We have a responsibility to protect the rights of generations, of all species, that cannot speak for themselves today. The global challenge of climate change requires that we ask no less of our leaders, or ourselves.
The essential role of the environment is still marginal in discussions about poverty. While we continue to debate these initiatives, environmental degradation, including the loss of biodiversity and topsoil, accelerates, causing development efforts to falter.
When you think of all the conflicts we have - whether those conflicts are local, whether they are regional or global - these conflicts are often over the management, the distribution of resources. If these resources are very valuable, if these resources are scarce, if these resources are degraded, there is going to be competition.
For me, one of the major reasons to move beyond just the planting of trees was that I have tendency to look at the causes of a problem. We often preoccupy ourselves with the symptoms, whereas if we went to the root cause of the problems, we would be able to overcome the problems once and for all.
That's the way I do things when I want to celebrate, I always plant a tree.
And so I got an indigenous tree, called Nandi flame, it has this beautiful red flowers. When it is in flower it is like it is in flame.
There's a general culture in this country to cut all the trees.
It makes me so angry because everyone is cutting and no one is planting.
It is wonderful when you don't have the fear, and a lot of the time I don't .
.. I focus on what needs to be done instead.
There are certain areas where foreign investors can help the local people to generate wealth, and improve their quality of life. Some companies, for example, Del Monte, which produces pineapples in Kenya, pay a huge amount of taxes, I am sure, to the Kenyan government, and they do create jobs for thousands of locals.
It was easy for me to be ridiculed and for both men and women to perceive that maybe I'm a bit crazy because I'm educated in the West and I have lost some of my basic decency as an African woman.
We think that diamonds are very important, gold is very important, all these minerals are very important. We call them precious minerals, but they are all forms of the soil. But that part of this mineral that is on top, like it is the skin of the earth, that is the most precious of the commons.
Resources on the planet are limited, and limited resources can come to an end.
But there are also a lot of resources that are renewable. A lot of land, for example, can be reclaimed from the encroaching deserts.
Nobody in the world is completely dependent on another person, but we are all interdependent.
So GMOs, who knows? Maybe GMOs will come, they will get maize that produces double. But who knows what else may happen to the maize?
Why has there been so much secrecy about AIDS? When you ask where did the virus come from, it raises a lot of flags. That makes me suspicious.
We do the right thing not to please people but because it's the only logically reasonable thing to do, as long as we are being honest with ourselves - even if we are the only ones.
It was easy to persecute me without people feeling ashamed.
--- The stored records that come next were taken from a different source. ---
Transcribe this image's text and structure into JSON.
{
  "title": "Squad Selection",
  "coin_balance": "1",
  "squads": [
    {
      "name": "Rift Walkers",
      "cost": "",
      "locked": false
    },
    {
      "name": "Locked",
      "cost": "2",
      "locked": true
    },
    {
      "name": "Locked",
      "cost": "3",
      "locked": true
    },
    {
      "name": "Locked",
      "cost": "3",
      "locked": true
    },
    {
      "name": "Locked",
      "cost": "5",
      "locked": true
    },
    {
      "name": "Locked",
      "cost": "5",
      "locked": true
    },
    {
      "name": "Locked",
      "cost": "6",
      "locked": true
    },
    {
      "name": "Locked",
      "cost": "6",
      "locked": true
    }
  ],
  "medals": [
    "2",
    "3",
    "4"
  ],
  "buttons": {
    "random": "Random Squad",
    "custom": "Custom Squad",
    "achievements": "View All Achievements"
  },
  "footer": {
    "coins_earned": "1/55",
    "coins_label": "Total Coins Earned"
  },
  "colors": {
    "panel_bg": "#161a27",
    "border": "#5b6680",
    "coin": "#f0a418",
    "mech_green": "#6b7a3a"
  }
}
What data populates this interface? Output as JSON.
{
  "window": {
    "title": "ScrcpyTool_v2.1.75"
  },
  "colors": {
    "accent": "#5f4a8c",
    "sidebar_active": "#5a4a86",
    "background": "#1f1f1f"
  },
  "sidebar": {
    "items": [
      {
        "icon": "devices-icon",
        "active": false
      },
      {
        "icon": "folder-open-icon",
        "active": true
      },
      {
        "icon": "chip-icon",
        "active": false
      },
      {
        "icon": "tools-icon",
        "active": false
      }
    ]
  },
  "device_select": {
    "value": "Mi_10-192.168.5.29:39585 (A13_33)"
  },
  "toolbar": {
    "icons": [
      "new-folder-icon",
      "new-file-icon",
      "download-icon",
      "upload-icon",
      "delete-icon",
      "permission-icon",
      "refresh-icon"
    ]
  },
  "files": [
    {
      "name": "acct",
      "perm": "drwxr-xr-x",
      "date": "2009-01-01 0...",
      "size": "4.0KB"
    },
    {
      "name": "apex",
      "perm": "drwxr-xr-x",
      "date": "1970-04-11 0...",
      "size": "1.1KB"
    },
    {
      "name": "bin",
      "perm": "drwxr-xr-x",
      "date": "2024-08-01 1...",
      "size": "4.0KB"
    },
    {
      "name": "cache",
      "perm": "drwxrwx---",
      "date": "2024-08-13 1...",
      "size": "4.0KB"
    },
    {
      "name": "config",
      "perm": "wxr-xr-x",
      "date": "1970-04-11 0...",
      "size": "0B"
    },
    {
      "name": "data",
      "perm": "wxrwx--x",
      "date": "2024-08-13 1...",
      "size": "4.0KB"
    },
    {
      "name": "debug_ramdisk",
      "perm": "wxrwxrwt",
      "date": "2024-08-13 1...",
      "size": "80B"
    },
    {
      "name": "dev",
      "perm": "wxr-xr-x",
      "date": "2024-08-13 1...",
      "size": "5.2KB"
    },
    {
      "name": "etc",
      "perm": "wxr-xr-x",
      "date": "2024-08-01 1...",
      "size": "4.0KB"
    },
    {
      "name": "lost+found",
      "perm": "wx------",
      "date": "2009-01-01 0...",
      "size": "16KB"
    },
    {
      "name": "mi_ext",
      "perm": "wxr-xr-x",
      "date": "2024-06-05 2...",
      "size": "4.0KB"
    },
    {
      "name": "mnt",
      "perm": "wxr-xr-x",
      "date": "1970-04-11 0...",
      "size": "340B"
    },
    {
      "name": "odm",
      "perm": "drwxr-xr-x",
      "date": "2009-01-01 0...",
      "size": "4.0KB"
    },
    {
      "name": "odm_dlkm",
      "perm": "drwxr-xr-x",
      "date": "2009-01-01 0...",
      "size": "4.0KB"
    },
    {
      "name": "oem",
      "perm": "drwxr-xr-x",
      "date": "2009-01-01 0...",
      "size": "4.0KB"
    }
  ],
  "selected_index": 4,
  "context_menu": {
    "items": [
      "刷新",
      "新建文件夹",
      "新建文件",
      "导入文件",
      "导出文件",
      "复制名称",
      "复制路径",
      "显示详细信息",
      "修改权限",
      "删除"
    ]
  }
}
It was easy to vilify me and project me as a woman who was not following the tradition of a 'good African woman' and as a highly educated elitist who was trying to show innocent African women ways of doing things that were not acceptable to African men.
The developed world should be willing to help [Africa] and support her and make this energy affordable.